One of the most commonly remarked upon aspects of the new tax reform law is its unpopularity with the American population as a whole. Our research at Gallup shows that just about three in 10 Americans approved of the bill a couple of weeks before it was passed; over half disapproved.
Combine that with a very unpopular Congress, and we have a situation in which an unpopular Congress is passing an unpopular bill -- which will be signed into law by an unpopular president.
Those who passed the legislation and who are extolling its virtues believe it will ultimately be a landmark and positive change for the United States and its citizens. But how do the bill's supporters square this perception with its (and their) unpopularity? Mostly, they appear to believe its benefits will become more and more evident in the months and years ahead, and that members of the public will eventually thank Congress for the bill when they see positive results -- in particular, a reduction in their taxes.
Much of the negative reporting on the public's take on the tax reform bill is based on national polling, all of which shows more unfavorable than favorable reactions to the legislation. So we can certainly say that one outcome we will monitor in 2018 is the degree to which Americans' approval of the bill in surveys changes as the year progresses. Republicans (and President Donald Trump), of course, would argue that the current approval levels will rise significantly.
One thing we have seen consistently as we monitor polling results day in and day out at Gallup is the degree to which the public's views on a wide variety of issues are highly related to partisanship. Basically, at this juncture in history, Republicans are positive about a great deal of what we measure and Democrats are negative. On this bill, our polling shows that 70% of Republicans, 25% of independents and 7% of Democrats approve of the legislation. We found in tracking attitudes toward the Affordable Care Act, which showed the opposite partisan pattern, that changes mainly occurred among Democrats and independents. Republicans were constant in their disapprobation.
This suggests that if we are going to see an uptick in approval for the tax reform legislation, it's most likely going to be among Republicans and independents. The current rigid polarization in American attitudes suggests a fairly low probability that Democrats are going to end up saying they approve of the bill -- no matter what happens next year.
A second outcome measure that could be affected by the tax reform legislation is projected voting for Republican candidates. This is a difficult one to measure because we don't know what is causing change even if we do see it. Right now, available "generic ballots" conducted by various research firms show the Democrats ahead, and pundits think that the usual headwinds for the party not in the White House in an off year, coupled with the dynamics of Trump and the GOP, will make it a tough year for Republican candidates. We can watch the generic ballots and, of course, wait for the final results next Nov. 6, the date of the midterm elections. But, as noted, if things do begin to look better for Republican candidates, the challenge will be in figuring out exactly what's behind it.
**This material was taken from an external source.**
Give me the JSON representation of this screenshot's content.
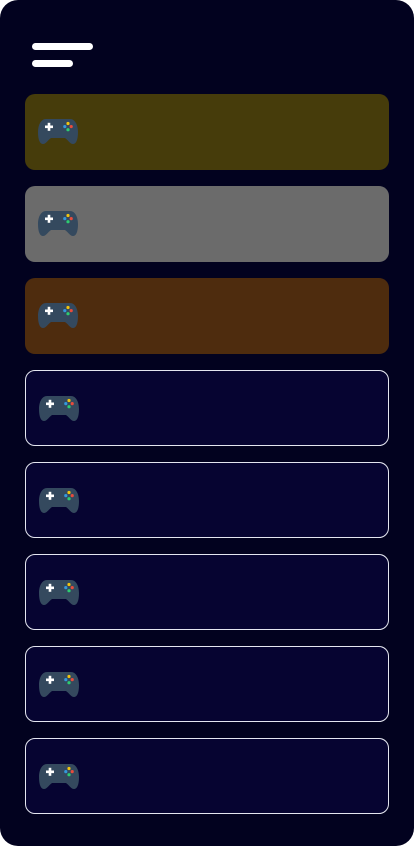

A third measurable outcome will be attitudes toward Congress, Trump and the Republican Party. At this point, these are all in bad shape. Congressional job approval ratings have been consistently in the high teens over the past couple of years, and our new data show that the perceived honesty and ethics of members of Congress continues to be near the bottom of the list of all professions tested. Trump's approval ratings are the lowest for any newly elected president in his first year in Gallup's history. The Republican Party's favorable rating is at 36%, below the Democrats' and, of course, low on an absolute basis. In short, there is a lot of room for improvement on all three of these indices. I would expect that if the bill is going to engender increasingly positive attitudes on the part of the American public in the coming year, we will see it first in increasingly positive ratings for these three entities.
Finally, Republican proponents of the new legislation may be looking at a much narrower outcome: how their base voters react to the bill, and perhaps also the reaction of financial contributors. We have no data on contributors, but we certainly do know that rank-and-file Republicans react positively to the bill, will vote for the Republican Party this coming November and are already positive toward Congress, Trump and the GOP. So the legislation's impact will presumably be to reinforce these existing attitudes.
It's useful to review the environment in which this bill has been passed. About half of Americans think the amount they pay in taxes is too high, so that presumably means that half of the population will and half won't be particularly gratified by a tax cut. Americans have widely held beliefs that the amount paid in taxes by corporations is already too low, as is the case in their perceptions of the taxes paid by upper-income Americans, so the fact that the bill cuts taxes for these two groups creates perceptual problems for the bill's supporters. On the other hand, Americans last January rated Trump's promise to lower taxes for all Americans as one of the two most important ones that he should keep (the other was spending more to improve infrastructure). So that's a positive for the bill's proponents.
The bill's supporters also argue that the bill will come to be seen positively because it will spur economic growth and thus create more jobs. At the moment, however, Americans are less worried about the economy and more positive about jobs than they have been in a long time. So the degree to which an accelerated economic boom next year, should it occur, will be perceived as a direct result of the Tax Cuts and Jobs Act remains to be seen.